Pick every line from the data that holds the word "this".
----- ENTRIES SHOWN -----
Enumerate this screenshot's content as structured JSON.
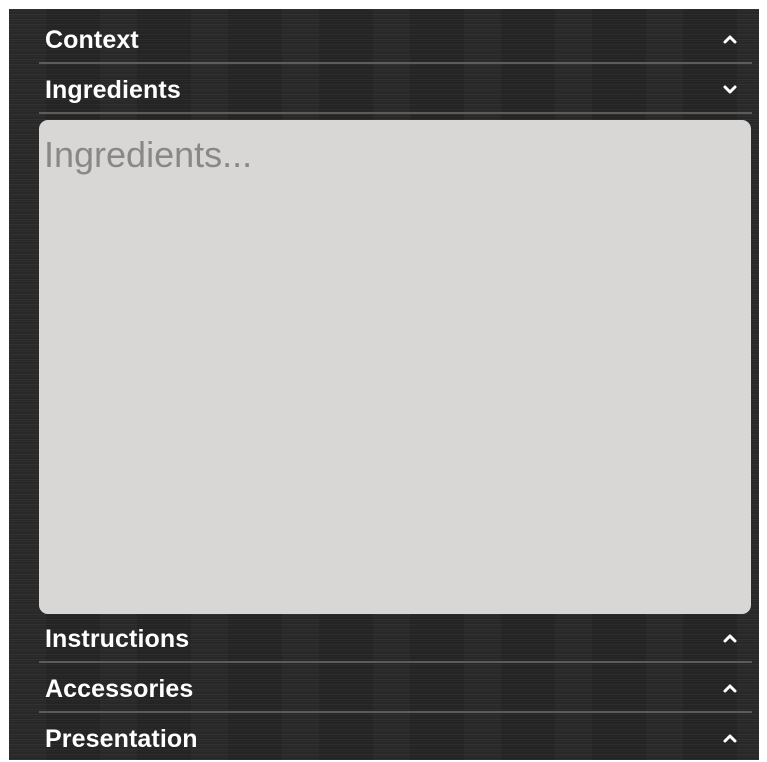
{
  "sections": [
    {
      "label": "Context",
      "expanded": false
    },
    {
      "label": "Ingredients",
      "expanded": true
    },
    {
      "label": "Instructions",
      "expanded": false
    },
    {
      "label": "Accessories",
      "expanded": false
    },
    {
      "label": "Presentation",
      "expanded": false
    }
  ],
  "ingredients_field": {
    "placeholder": "Ingredients...",
    "value": ""
  },
  "icons": {
    "collapsed": "chevron-up-icon",
    "expanded": "chevron-down-icon"
  },
  "colors": {
    "panel_background": "#262626",
    "header_text": "#ffffff",
    "divider": "#5c5c5c",
    "field_background": "#d9d7d5",
    "placeholder_text": "#8a8886"
  }
}
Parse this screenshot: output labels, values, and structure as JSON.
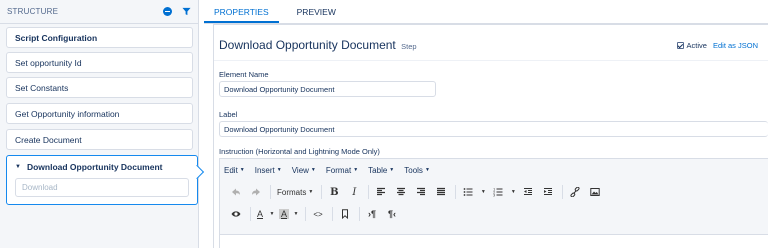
{
  "left": {
    "header_title": "STRUCTURE",
    "steps": [
      {
        "label": "Script Configuration"
      },
      {
        "label": "Set opportunity Id"
      },
      {
        "label": "Set Constants"
      },
      {
        "label": "Get Opportunity information"
      },
      {
        "label": "Create Document"
      }
    ],
    "active_step": {
      "label": "Download Opportunity Document",
      "sub_label": "Download"
    }
  },
  "tabs": [
    {
      "label": "PROPERTIES",
      "active": true
    },
    {
      "label": "PREVIEW",
      "active": false
    }
  ],
  "detail": {
    "title": "Download Opportunity Document",
    "kind": "Step",
    "active_label": "Active",
    "active_checked": true,
    "edit_json_label": "Edit as JSON",
    "element_name_label": "Element Name",
    "element_name_value": "Download Opportunity Document",
    "label_label": "Label",
    "label_value": "Download Opportunity Document",
    "instruction_label": "Instruction (Horizontal and Lightning Mode Only)"
  },
  "editor": {
    "menus": [
      "Edit",
      "Insert",
      "View",
      "Format",
      "Table",
      "Tools"
    ],
    "formats_label": "Formats"
  },
  "colors": {
    "accent": "#0070d2",
    "active_border": "#1589ee",
    "panel_bg": "#f4f6f9",
    "text": "#16325c"
  }
}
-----
TASK OUTPUT:
Enumerate this screenshot's content as structured JSON.
Parse this screenshot: output labels, values, and structure as JSON.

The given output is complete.